Delta Two, the Qatari-backed investment fund, is set to make a revised bid for J Sainsbury, the supermarket group.
The new offer is expected to include a higher cash element than the original £10.6bn approach and could be made as early as this week.
The first bid, made more than six weeks ago by Delta Two, was comprised of £3.1bn in equity, £1.5bn in so-called payment-in-kind (PIK) notes and £6bn in debt. The revised offer is expected to include between £500m and £800m of additional cash. Sources close to the board of Sainsbury's have previously indicated that company directors were looking for an additional £1bn in cash.
Negotiations between Sainsbury's, chaired by Philip Hampton, and Delta Two, led by Paul Taylor, had reached an impasse, but a breakthrough was made during two meetings held last week.
A banker close to the talks said: "There is a good chance that a revised offer will be made in the next seven days. However, there are other factors, other than the amount of cash in the bid, that will decide the outcome of negotiations."
It is understood that the board of Sainsbury's will recommend an offer to shareholders only if it is satisfied that Delta Two has financing in place and can meet the concerns of the retailer's pension fund trustees. The company will give Delta Two limited access to its books once the Qatari-fund submits its revised bid.
The Office of Fair Trading could yet play the deciding role in the takeover. If Delta Two succeeds in its bid, the watchdog is expected to investigate whether the amount of debt on the supermarket's books compromises its competitive position in relation to rivals such as Tesco. No talks have yet taken place between the OFT and Delta Two over what level of debt might be deemed acceptable.
The recent credit crunch has intensified concerns over the amount of debt Delta Two has to raise to finance its takeover offer. In its original offer of 19 July, the fund submitted letters from three banks – ABN Amro, Credit Suisse and Dresdner Kleinwort – saying that the debt financing was in place. It has since reiterated that its backers remain committed to the bid, despite the travails of the international markets.

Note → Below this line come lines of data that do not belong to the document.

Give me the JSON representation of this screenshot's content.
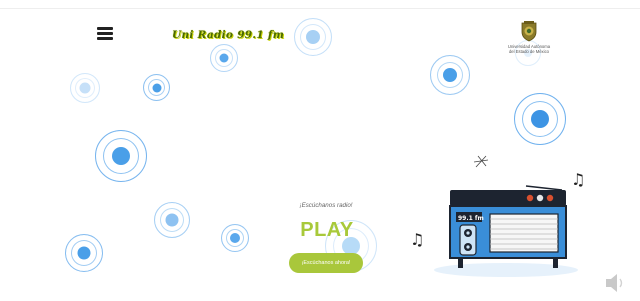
{
  "header": {
    "menu_icon": "hamburger-menu-icon",
    "brand_name": "Uni Radio 99.1 fm",
    "institution_lines": [
      "Universidad Autónoma",
      "del Estado de México"
    ],
    "seal_icon": "university-seal-icon"
  },
  "player": {
    "prompt": "¡Escúchanos radio!",
    "play_label": "PLAY",
    "button_label": "¡Escúchanos ahora!"
  },
  "radio": {
    "display": "99.1 fm",
    "icon": "vintage-radio-icon"
  },
  "decorations": {
    "note_icon": "music-note-icon",
    "speaker_icon": "speaker-volume-icon",
    "ring_color": "#4a9fe8",
    "ring_light_color": "#bcdcf7"
  },
  "colors": {
    "accent_green": "#a9c73b",
    "radio_body": "#1d2430",
    "radio_blue": "#3a8ed8",
    "background": "#ffffff"
  }
}
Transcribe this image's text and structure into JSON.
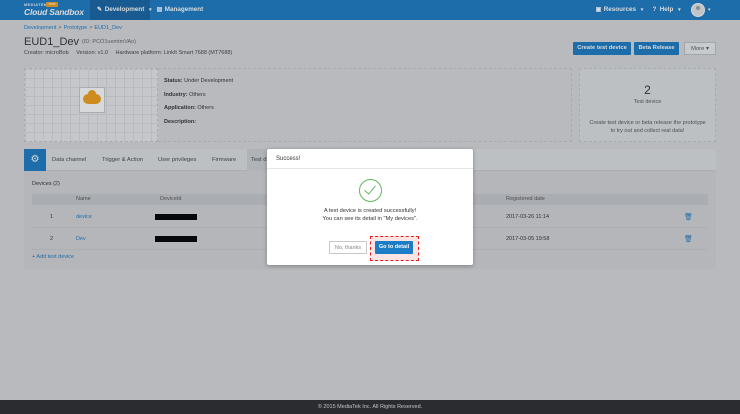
{
  "header": {
    "brand": "MEDIATEK",
    "badge": "beta",
    "product": "Cloud Sandbox",
    "nav": [
      {
        "label": "Development",
        "icon": "wrench-icon",
        "caret": "▾"
      },
      {
        "label": "Management",
        "icon": "clipboard-icon"
      }
    ],
    "resources_label": "Resources",
    "help_label": "Help",
    "caret": "▾",
    "colors": {
      "nav_bg": "#1d7cc6",
      "nav_active": "#1666a5"
    }
  },
  "breadcrumb": [
    "Development",
    "Prototype",
    "EUD1_Dev"
  ],
  "breadcrumb_sep": ">",
  "prototype": {
    "title": "EUD1_Dev",
    "id_text": "(ID: PCO1uemtmVAo)",
    "creator": "Creator: microBob",
    "version": "Version: v1.0",
    "platform": "Hardware platform: LinkIt Smart 7688 (MT7688)",
    "status_label": "Status:",
    "status_value": "Under Development",
    "industry_label": "Industry:",
    "industry_value": "Others",
    "application_label": "Application:",
    "application_value": "Others",
    "description_label": "Description:"
  },
  "actions": {
    "create_test_device": "Create test device",
    "beta_release": "Beta Release",
    "more": "More",
    "more_caret": "▾"
  },
  "test_device_box": {
    "count": "2",
    "label": "Test device",
    "hint": "Create test device or beta release the prototype to try out and collect real data!"
  },
  "tabs": {
    "gear_icon": "⚙",
    "items": [
      "Data channel",
      "Trigger & Action",
      "User privileges",
      "Firmware",
      "Test d"
    ]
  },
  "devices": {
    "label": "Devices (2)",
    "columns": [
      "Name",
      "DeviceId",
      "Registered date"
    ],
    "rows": [
      {
        "index": "1",
        "name": "device",
        "registered": "2017-03-26 11:14"
      },
      {
        "index": "2",
        "name": "Dev",
        "registered": "2017-03-05 19:58"
      }
    ],
    "trash_icon": "🗑",
    "add_link": "+ Add test device"
  },
  "footer": "© 2015 MediaTek Inc. All Rights Reserved.",
  "modal": {
    "title": "Success!",
    "message_line1": "A test device is created successfully!",
    "message_line2": "You can see its detail in \"My devices\".",
    "cancel_label": "No, thanks",
    "confirm_label": "Go to detail",
    "highlight_color": "#e11d1d"
  }
}
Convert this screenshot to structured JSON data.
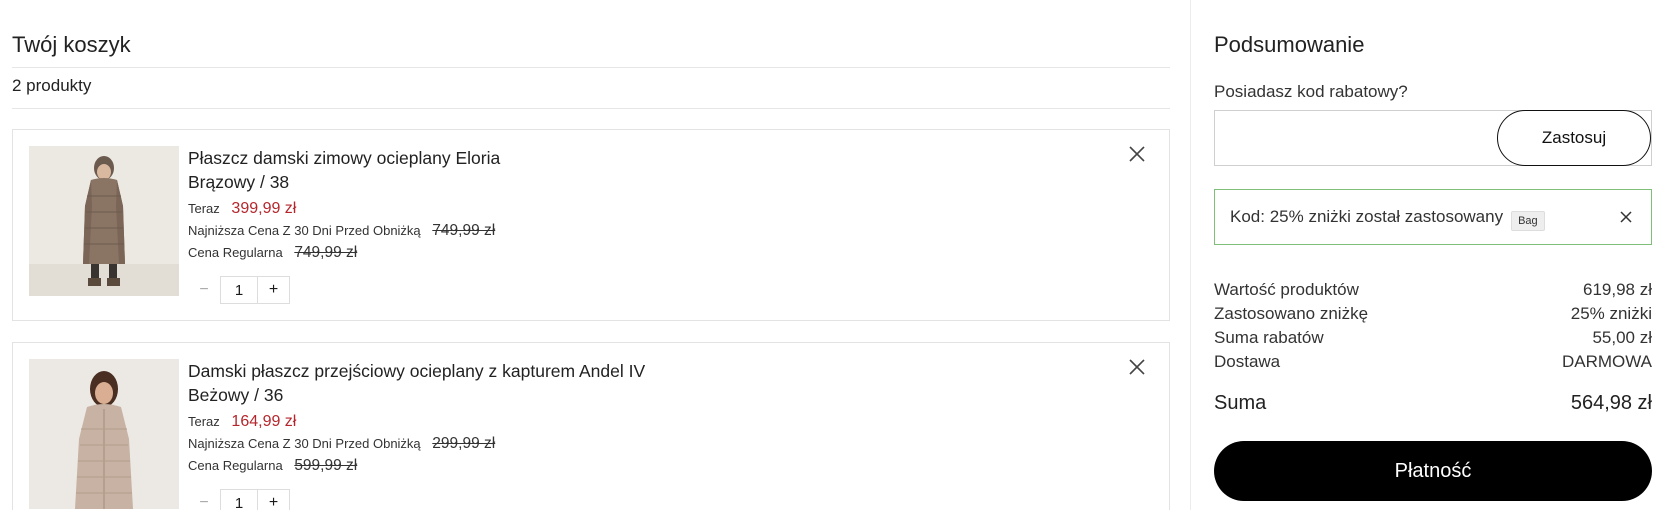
{
  "cart": {
    "title": "Twój koszyk",
    "count_label": "2 produkty",
    "items": [
      {
        "name": "Płaszcz damski zimowy ocieplany Eloria",
        "variant": "Brązowy / 38",
        "now_label": "Teraz",
        "now_price": "399,99 zł",
        "lowest_label": "Najniższa Cena Z 30 Dni Przed Obniżką",
        "lowest_price": "749,99 zł",
        "regular_label": "Cena Regularna",
        "regular_price": "749,99 zł",
        "quantity": "1",
        "minus_symbol": "−",
        "plus_symbol": "+"
      },
      {
        "name": "Damski płaszcz przejściowy ocieplany z kapturem Andel IV",
        "variant": "Beżowy / 36",
        "now_label": "Teraz",
        "now_price": "164,99 zł",
        "lowest_label": "Najniższa Cena Z 30 Dni Przed Obniżką",
        "lowest_price": "299,99 zł",
        "regular_label": "Cena Regularna",
        "regular_price": "599,99 zł",
        "quantity": "1",
        "minus_symbol": "−",
        "plus_symbol": "+"
      }
    ]
  },
  "summary": {
    "title": "Podsumowanie",
    "code_question": "Posiadasz kod rabatowy?",
    "code_placeholder": "",
    "apply_label": "Zastosuj",
    "applied_message": "Kod: 25% zniżki został zastosowany",
    "applied_tag": "Bag",
    "lines": [
      {
        "label": "Wartość produktów",
        "value": "619,98 zł"
      },
      {
        "label": "Zastosowano zniżkę",
        "value": "25% zniżki"
      },
      {
        "label": "Suma rabatów",
        "value": "55,00 zł"
      },
      {
        "label": "Dostawa",
        "value": "DARMOWA"
      }
    ],
    "total_label": "Suma",
    "total_value": "564,98 zł",
    "pay_label": "Płatność"
  },
  "colors": {
    "sale_price": "#b5262c",
    "applied_border": "#7fbf7a",
    "pay_button": "#000000"
  },
  "icons": {
    "remove": "close-icon",
    "applied_close": "close-icon"
  }
}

The Sainsbury family, who own 18 per cent of the company between them, are opposed to the Delta Two bid as it stands today. But they are prepared to back a deal at the right price if they are convinced the supermarket chain will not be burdened with excessive levels of debt. Their support is crucial for Delta Two as it needs the backing of investors holding 75 per cent of Sainsbury's shares for any offer to be successful.
Sainsbury's shares edged up on Friday to close at 554p, still well below the offer price of 600p per share but higher than its share price of 531p at the start of last week.Reuse content